## TASK DETAILS
Copy every entry below, exactly and in full.

Start of DATA SHOWN

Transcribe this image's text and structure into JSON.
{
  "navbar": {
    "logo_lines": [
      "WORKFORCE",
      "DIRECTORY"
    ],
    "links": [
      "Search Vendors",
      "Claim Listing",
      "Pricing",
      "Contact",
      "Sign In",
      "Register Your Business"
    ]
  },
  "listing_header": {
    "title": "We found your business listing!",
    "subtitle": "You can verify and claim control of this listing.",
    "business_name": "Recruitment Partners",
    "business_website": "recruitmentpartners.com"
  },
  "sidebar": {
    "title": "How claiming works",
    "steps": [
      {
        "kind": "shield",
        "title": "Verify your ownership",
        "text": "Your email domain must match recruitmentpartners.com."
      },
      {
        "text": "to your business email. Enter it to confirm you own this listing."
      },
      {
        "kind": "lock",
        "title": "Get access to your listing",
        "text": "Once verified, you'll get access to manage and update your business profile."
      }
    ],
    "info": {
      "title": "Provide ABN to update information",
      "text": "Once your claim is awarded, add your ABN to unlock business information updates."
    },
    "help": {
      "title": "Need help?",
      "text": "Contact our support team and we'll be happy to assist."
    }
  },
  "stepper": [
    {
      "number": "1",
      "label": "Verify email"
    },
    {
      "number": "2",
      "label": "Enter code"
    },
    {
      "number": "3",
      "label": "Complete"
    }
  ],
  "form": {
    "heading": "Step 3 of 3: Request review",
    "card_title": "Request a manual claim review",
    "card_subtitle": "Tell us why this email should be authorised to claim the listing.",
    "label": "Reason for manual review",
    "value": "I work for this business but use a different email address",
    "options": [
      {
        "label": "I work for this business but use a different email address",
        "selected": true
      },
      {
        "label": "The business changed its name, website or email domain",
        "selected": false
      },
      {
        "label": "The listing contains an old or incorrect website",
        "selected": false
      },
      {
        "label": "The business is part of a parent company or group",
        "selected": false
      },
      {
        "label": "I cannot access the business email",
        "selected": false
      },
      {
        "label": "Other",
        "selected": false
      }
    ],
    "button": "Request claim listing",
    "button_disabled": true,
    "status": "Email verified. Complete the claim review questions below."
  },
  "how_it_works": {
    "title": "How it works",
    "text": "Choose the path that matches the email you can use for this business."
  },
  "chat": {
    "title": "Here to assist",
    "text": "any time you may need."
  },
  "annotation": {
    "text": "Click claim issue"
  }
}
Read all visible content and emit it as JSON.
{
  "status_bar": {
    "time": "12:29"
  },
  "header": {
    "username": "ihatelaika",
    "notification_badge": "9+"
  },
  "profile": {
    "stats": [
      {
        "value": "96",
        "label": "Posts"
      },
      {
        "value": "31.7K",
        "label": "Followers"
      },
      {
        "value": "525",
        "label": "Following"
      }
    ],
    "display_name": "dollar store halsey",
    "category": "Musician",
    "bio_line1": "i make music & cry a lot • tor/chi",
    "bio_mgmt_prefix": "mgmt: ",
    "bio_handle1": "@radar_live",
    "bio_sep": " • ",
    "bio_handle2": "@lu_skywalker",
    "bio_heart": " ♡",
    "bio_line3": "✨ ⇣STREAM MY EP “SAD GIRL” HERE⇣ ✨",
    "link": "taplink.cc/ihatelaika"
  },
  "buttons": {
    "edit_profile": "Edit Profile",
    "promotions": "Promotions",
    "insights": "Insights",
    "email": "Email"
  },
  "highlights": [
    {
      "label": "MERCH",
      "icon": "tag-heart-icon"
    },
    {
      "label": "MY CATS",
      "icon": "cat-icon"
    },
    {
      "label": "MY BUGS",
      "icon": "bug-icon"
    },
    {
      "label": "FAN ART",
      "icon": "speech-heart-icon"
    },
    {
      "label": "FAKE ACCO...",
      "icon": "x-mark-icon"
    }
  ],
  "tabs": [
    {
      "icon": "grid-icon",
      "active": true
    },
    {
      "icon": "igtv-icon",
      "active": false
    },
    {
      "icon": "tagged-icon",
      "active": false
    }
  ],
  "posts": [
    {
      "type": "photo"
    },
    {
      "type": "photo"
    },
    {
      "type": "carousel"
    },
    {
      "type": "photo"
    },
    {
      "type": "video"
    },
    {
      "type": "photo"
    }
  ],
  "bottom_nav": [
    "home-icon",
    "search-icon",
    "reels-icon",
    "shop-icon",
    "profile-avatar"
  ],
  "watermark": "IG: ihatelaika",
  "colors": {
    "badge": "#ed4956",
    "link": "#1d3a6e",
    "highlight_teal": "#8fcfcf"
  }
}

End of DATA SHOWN

## RESPONSE
Transcribe this image's text and structure into JSON.
{
  "navbar": {
    "logo_lines": [
      "WORKFORCE",
      "DIRECTORY"
    ],
    "links": [
      "Search Vendors",
      "Claim Listing",
      "Pricing",
      "Contact",
      "Sign In",
      "Register Your Business"
    ]
  },
  "listing_header": {
    "title": "We found your business listing!",
    "subtitle": "You can verify and claim control of this listing.",
    "business_name": "Recruitment Partners",
    "business_website": "recruitmentpartners.com"
  },
  "sidebar": {
    "title": "How claiming works",
    "steps": [
      {
        "kind": "shield",
        "title": "Verify your ownership",
        "text": "Your email domain must match recruitmentpartners.com."
      },
      {
        "text": "to your business email. Enter it to confirm you own this listing."
      },
      {
        "kind": "lock",
        "title": "Get access to your listing",
        "text": "Once verified, you'll get access to manage and update your business profile."
      }
    ],
    "info": {
      "title": "Provide ABN to update information",
      "text": "Once your claim is awarded, add your ABN to unlock business information updates."
    },
    "help": {
      "title": "Need help?",
      "text": "Contact our support team and we'll be happy to assist."
    }
  },
  "stepper": [
    {
      "number": "1",
      "label": "Verify email"
    },
    {
      "number": "2",
      "label": "Enter code"
    },
    {
      "number": "3",
      "label": "Complete"
    }
  ],
  "form": {
    "heading": "Step 3 of 3: Request review",
    "card_title": "Request a manual claim review",
    "card_subtitle": "Tell us why this email should be authorised to claim the listing.",
    "label": "Reason for manual review",
    "value": "I work for this business but use a different email address",
    "options": [
      {
        "label": "I work for this business but use a different email address",
        "selected": true
      },
      {
        "label": "The business changed its name, website or email domain",
        "selected": false
      },
      {
        "label": "The listing contains an old or incorrect website",
        "selected": false
      },
      {
        "label": "The business is part of a parent company or group",
        "selected": false
      },
      {
        "label": "I cannot access the business email",
        "selected": false
      },
      {
        "label": "Other",
        "selected": false
      }
    ],
    "button": "Request claim listing",
    "button_disabled": true,
    "status": "Email verified. Complete the claim review questions below."
  },
  "how_it_works": {
    "title": "How it works",
    "text": "Choose the path that matches the email you can use for this business."
  },
  "chat": {
    "title": "Here to assist",
    "text": "any time you may need."
  },
  "annotation": {
    "text": "Click claim issue"
  }
}
Read all visible content and emit it as JSON.
{
  "status_bar": {
    "time": "12:29"
  },
  "header": {
    "username": "ihatelaika",
    "notification_badge": "9+"
  },
  "profile": {
    "stats": [
      {
        "value": "96",
        "label": "Posts"
      },
      {
        "value": "31.7K",
        "label": "Followers"
      },
      {
        "value": "525",
        "label": "Following"
      }
    ],
    "display_name": "dollar store halsey",
    "category": "Musician",
    "bio_line1": "i make music & cry a lot • tor/chi",
    "bio_mgmt_prefix": "mgmt: ",
    "bio_handle1": "@radar_live",
    "bio_sep": " • ",
    "bio_handle2": "@lu_skywalker",
    "bio_heart": " ♡",
    "bio_line3": "✨ ⇣STREAM MY EP “SAD GIRL” HERE⇣ ✨",
    "link": "taplink.cc/ihatelaika"
  },
  "buttons": {
    "edit_profile": "Edit Profile",
    "promotions": "Promotions",
    "insights": "Insights",
    "email": "Email"
  },
  "highlights": [
    {
      "label": "MERCH",
      "icon": "tag-heart-icon"
    },
    {
      "label": "MY CATS",
      "icon": "cat-icon"
    },
    {
      "label": "MY BUGS",
      "icon": "bug-icon"
    },
    {
      "label": "FAN ART",
      "icon": "speech-heart-icon"
    },
    {
      "label": "FAKE ACCO...",
      "icon": "x-mark-icon"
    }
  ],
  "tabs": [
    {
      "icon": "grid-icon",
      "active": true
    },
    {
      "icon": "igtv-icon",
      "active": false
    },
    {
      "icon": "tagged-icon",
      "active": false
    }
  ],
  "posts": [
    {
      "type": "photo"
    },
    {
      "type": "photo"
    },
    {
      "type": "carousel"
    },
    {
      "type": "photo"
    },
    {
      "type": "video"
    },
    {
      "type": "photo"
    }
  ],
  "bottom_nav": [
    "home-icon",
    "search-icon",
    "reels-icon",
    "shop-icon",
    "profile-avatar"
  ],
  "watermark": "IG: ihatelaika",
  "colors": {
    "badge": "#ed4956",
    "link": "#1d3a6e",
    "highlight_teal": "#8fcfcf"
  }
}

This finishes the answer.